So my mom bought me these ridiculous water shoes. I didn't want to bring them, but I did.. And they were actually great. I wore them to the showers and in the Thermal Pools, and hot springs we would find. 

There are more people then you think. In all of the photos I've seen, the locations looked vacant. I was super excited. But just about every spot had tons of people. Which is fine, I just wasn't expecting it. So if you think you'll have the thermal pools and volcanoes all to yourself, things might change..

Bring a tripod: I always try to bring it with me, and this trip I almost left it home. But it's always worth the lugging of it around. Especially for the northern lights.

Northern Lights: We went from August 31-September 8. We saw the northern lights 4 times. The best spots we saw them were in those random parking spots near the roads, away from lights and cities. They're really amazing to see, and make sure you have enough batteries, memory cards, and camera gear.

The Lagoons: This is a photo of Blue Lagoon. We also went to the Myvatn Nature Baths. We liked those better. Less people, and much cheaper. The showers and bathrooms at both lagoons are amazing. But Blue Lagoon, is on some next level kind of crazy high end resort-like futuristic development. But, you're paying more for it. At both, you get a free locker, and are asked to shower naked before getting in. I showered in my swim shorts, no one cared. Blue Lagoon does have a bar, and it's crazy expensive. Like $11 for a beer expensive. Blue Lagoon is really crowded, as you could imagine. We had to take a bus from Reykavik to the lagoon, then they picked us up and dropped us in the city.

The pricing for Myvatn was about $38 USD per person, and Blue Lagoon (with bus included) was about $90 USD.

Food: Restaurants in Iceland are expensive. I kept my restaurant-spending to once a day. I brought lots of oatmeals packs and ramen. And going to a restaurant for dinner or lunch was nice to not have to eat oatmeal out of a water bottle. Restaurant food usually consists of pizza, burgers, fish, pretty much the normal stuff. And of course you can find gas station hot dogs which are pretty gross but you'll find yourself eating a lot of them.  

I spent anywhere from $24-$60 per meal at a restaurant. I remember when I spent $24, all I got was a small personal pizza and tea. The $60 end was probably a burger or fish, with a few beers. Again, beer is about $11.. I did buy a 6-pack of shitty Viking beer at a campsite for $5. Which was great. The price was great, the beer was... Shitty. 

I used all my loose change I collected for road snacks / candy bars.

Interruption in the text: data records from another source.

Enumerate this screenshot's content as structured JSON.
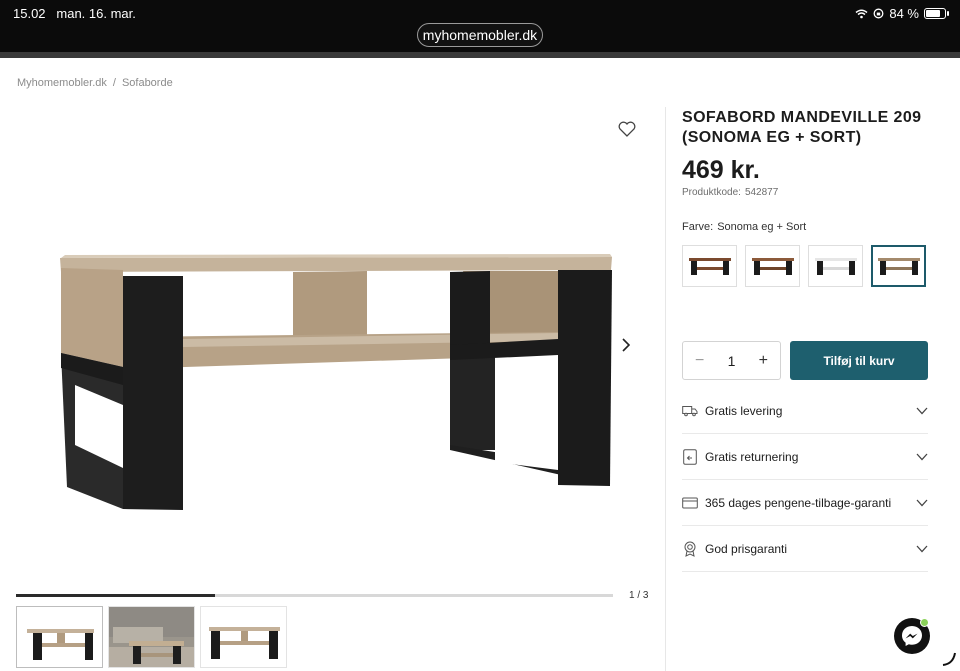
{
  "status_bar": {
    "time": "15.02",
    "date": "man. 16. mar.",
    "url": "myhomemobler.dk",
    "battery": "84 %"
  },
  "breadcrumb": {
    "items": [
      "Myhomemobler.dk",
      "Sofaborde"
    ],
    "separator": "/"
  },
  "gallery": {
    "pager": "1 / 3",
    "progress": 0.333,
    "thumbnails": [
      "thumb-1",
      "thumb-2",
      "thumb-3"
    ]
  },
  "product": {
    "title": "SOFABORD MANDEVILLE 209 (SONOMA EG + SORT)",
    "price": "469 kr.",
    "code_label": "Produktkode:",
    "code_value": "542877",
    "color_label": "Farve:",
    "color_value": "Sonoma eg + Sort",
    "swatch_count": 4,
    "selected_swatch": 4
  },
  "cart": {
    "minus": "−",
    "quantity": "1",
    "plus": "+",
    "add_label": "Tilføj til kurv"
  },
  "accordion": [
    {
      "label": "Gratis levering",
      "icon": "truck-icon"
    },
    {
      "label": "Gratis returnering",
      "icon": "return-icon"
    },
    {
      "label": "365 dages pengene-tilbage-garanti",
      "icon": "credit-card-icon"
    },
    {
      "label": "God prisgaranti",
      "icon": "award-icon"
    }
  ],
  "colors": {
    "accent": "#1e5f6e",
    "wood": "#b9a48a",
    "black": "#1b1b1b"
  }
}
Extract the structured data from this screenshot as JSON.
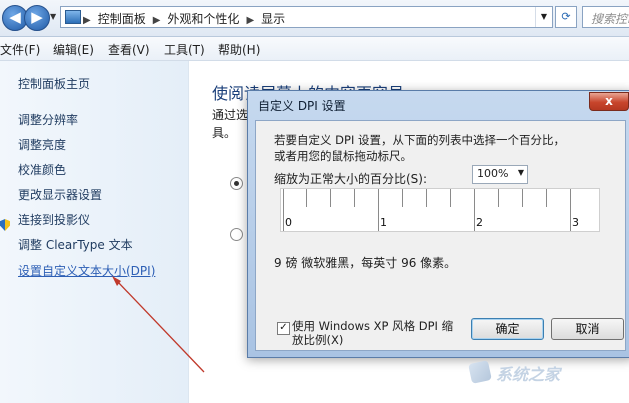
{
  "window": {
    "breadcrumb": [
      "控制面板",
      "外观和个性化",
      "显示"
    ],
    "search_placeholder": "搜索控制"
  },
  "menubar": {
    "items": [
      "文件(F)",
      "编辑(E)",
      "查看(V)",
      "工具(T)",
      "帮助(H)"
    ]
  },
  "sidebar": {
    "items": [
      "控制面板主页",
      "调整分辨率",
      "调整亮度",
      "校准颜色",
      "更改显示器设置",
      "连接到投影仪",
      "调整 ClearType 文本",
      "设置自定义文本大小(DPI)"
    ]
  },
  "main": {
    "title": "使阅读屏幕上的内容更容易",
    "subtitle": "通过选",
    "subtitle2": "具。"
  },
  "dialog": {
    "title": "自定义 DPI 设置",
    "close": "x",
    "instruction_line1": "若要自定义 DPI 设置，从下面的列表中选择一个百分比，",
    "instruction_line2": "或者用您的鼠标拖动标尺。",
    "scale_label": "缩放为正常大小的百分比(S):",
    "scale_value": "100%",
    "ruler_labels": [
      "0",
      "1",
      "2",
      "3"
    ],
    "font_info": "9 磅 微软雅黑，每英寸 96 像素。",
    "checkbox_label": "使用 Windows XP 风格 DPI 缩放比例(X)",
    "checkbox_checked": true,
    "ok_label": "确定",
    "cancel_label": "取消"
  },
  "watermark": {
    "text": "系统之家"
  }
}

Thanks for reading! I've included a Google MyMap with destination points and campsites. Feel free to use it.

https://www.google.com/maps/d/u/0/edit?mid=1Ocuu1yJAFNeqwq0ceUq6E-Ml-DA